Task statement |
In your copy of the data, include no pictures and alter nothing else.

--

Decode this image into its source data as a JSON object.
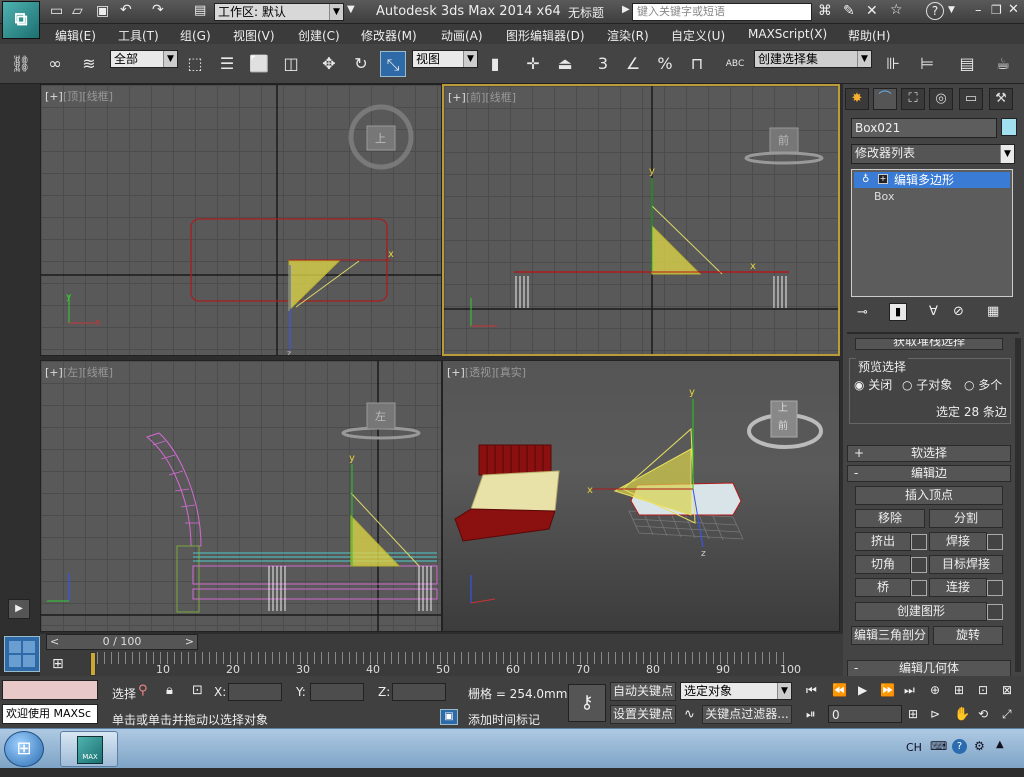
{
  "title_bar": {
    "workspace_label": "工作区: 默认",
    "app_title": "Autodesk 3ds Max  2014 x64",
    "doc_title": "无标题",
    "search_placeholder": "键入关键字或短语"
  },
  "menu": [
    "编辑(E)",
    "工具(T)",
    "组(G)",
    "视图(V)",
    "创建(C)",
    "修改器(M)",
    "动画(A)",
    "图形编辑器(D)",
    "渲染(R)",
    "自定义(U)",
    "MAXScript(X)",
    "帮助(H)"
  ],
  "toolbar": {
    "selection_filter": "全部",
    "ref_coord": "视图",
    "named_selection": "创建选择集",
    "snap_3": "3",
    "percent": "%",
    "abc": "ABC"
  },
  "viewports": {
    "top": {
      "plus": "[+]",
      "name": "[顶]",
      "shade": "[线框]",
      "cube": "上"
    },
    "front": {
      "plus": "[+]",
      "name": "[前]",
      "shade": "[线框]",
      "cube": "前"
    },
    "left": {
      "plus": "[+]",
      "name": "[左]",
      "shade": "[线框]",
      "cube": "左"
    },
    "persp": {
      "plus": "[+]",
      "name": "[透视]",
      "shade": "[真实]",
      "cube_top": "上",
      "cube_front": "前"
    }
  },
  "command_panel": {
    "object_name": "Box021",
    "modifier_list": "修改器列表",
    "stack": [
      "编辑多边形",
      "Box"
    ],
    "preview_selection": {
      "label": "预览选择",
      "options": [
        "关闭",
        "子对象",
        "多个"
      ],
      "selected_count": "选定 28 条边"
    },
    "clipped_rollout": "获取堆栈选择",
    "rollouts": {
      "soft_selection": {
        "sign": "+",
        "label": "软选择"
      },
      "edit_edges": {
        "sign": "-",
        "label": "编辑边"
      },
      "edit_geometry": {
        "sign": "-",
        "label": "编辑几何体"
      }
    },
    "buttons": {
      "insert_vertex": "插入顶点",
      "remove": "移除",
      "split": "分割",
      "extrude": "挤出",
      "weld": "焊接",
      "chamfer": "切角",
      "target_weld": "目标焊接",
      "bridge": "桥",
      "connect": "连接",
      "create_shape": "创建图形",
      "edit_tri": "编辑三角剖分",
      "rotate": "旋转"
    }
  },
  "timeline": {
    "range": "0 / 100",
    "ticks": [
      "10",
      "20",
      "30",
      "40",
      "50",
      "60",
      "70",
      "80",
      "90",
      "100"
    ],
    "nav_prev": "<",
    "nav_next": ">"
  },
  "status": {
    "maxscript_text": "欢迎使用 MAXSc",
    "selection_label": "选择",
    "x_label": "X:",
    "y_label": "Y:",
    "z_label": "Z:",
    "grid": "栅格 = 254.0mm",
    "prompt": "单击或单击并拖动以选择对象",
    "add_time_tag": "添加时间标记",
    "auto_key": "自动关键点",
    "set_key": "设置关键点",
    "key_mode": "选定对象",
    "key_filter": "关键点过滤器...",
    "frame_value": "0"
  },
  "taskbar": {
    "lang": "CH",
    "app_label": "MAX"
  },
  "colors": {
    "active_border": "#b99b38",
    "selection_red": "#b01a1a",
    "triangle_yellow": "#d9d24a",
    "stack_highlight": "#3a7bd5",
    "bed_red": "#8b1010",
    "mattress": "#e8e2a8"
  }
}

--

Solution below |
Decode this image into its source data as a JSON object.
{
  "title_bar": {
    "workspace_label": "工作区: 默认",
    "app_title": "Autodesk 3ds Max  2014 x64",
    "doc_title": "无标题",
    "search_placeholder": "键入关键字或短语"
  },
  "menu": [
    "编辑(E)",
    "工具(T)",
    "组(G)",
    "视图(V)",
    "创建(C)",
    "修改器(M)",
    "动画(A)",
    "图形编辑器(D)",
    "渲染(R)",
    "自定义(U)",
    "MAXScript(X)",
    "帮助(H)"
  ],
  "toolbar": {
    "selection_filter": "全部",
    "ref_coord": "视图",
    "named_selection": "创建选择集",
    "snap_3": "3",
    "percent": "%",
    "abc": "ABC"
  },
  "viewports": {
    "top": {
      "plus": "[+]",
      "name": "[顶]",
      "shade": "[线框]",
      "cube": "上"
    },
    "front": {
      "plus": "[+]",
      "name": "[前]",
      "shade": "[线框]",
      "cube": "前"
    },
    "left": {
      "plus": "[+]",
      "name": "[左]",
      "shade": "[线框]",
      "cube": "左"
    },
    "persp": {
      "plus": "[+]",
      "name": "[透视]",
      "shade": "[真实]",
      "cube_top": "上",
      "cube_front": "前"
    }
  },
  "command_panel": {
    "object_name": "Box021",
    "modifier_list": "修改器列表",
    "stack": [
      "编辑多边形",
      "Box"
    ],
    "preview_selection": {
      "label": "预览选择",
      "options": [
        "关闭",
        "子对象",
        "多个"
      ],
      "selected_count": "选定 28 条边"
    },
    "clipped_rollout": "获取堆栈选择",
    "rollouts": {
      "soft_selection": {
        "sign": "+",
        "label": "软选择"
      },
      "edit_edges": {
        "sign": "-",
        "label": "编辑边"
      },
      "edit_geometry": {
        "sign": "-",
        "label": "编辑几何体"
      }
    },
    "buttons": {
      "insert_vertex": "插入顶点",
      "remove": "移除",
      "split": "分割",
      "extrude": "挤出",
      "weld": "焊接",
      "chamfer": "切角",
      "target_weld": "目标焊接",
      "bridge": "桥",
      "connect": "连接",
      "create_shape": "创建图形",
      "edit_tri": "编辑三角剖分",
      "rotate": "旋转"
    }
  },
  "timeline": {
    "range": "0 / 100",
    "ticks": [
      "10",
      "20",
      "30",
      "40",
      "50",
      "60",
      "70",
      "80",
      "90",
      "100"
    ],
    "nav_prev": "<",
    "nav_next": ">"
  },
  "status": {
    "maxscript_text": "欢迎使用 MAXSc",
    "selection_label": "选择",
    "x_label": "X:",
    "y_label": "Y:",
    "z_label": "Z:",
    "grid": "栅格 = 254.0mm",
    "prompt": "单击或单击并拖动以选择对象",
    "add_time_tag": "添加时间标记",
    "auto_key": "自动关键点",
    "set_key": "设置关键点",
    "key_mode": "选定对象",
    "key_filter": "关键点过滤器...",
    "frame_value": "0"
  },
  "taskbar": {
    "lang": "CH",
    "app_label": "MAX"
  },
  "colors": {
    "active_border": "#b99b38",
    "selection_red": "#b01a1a",
    "triangle_yellow": "#d9d24a",
    "stack_highlight": "#3a7bd5",
    "bed_red": "#8b1010",
    "mattress": "#e8e2a8"
  }
}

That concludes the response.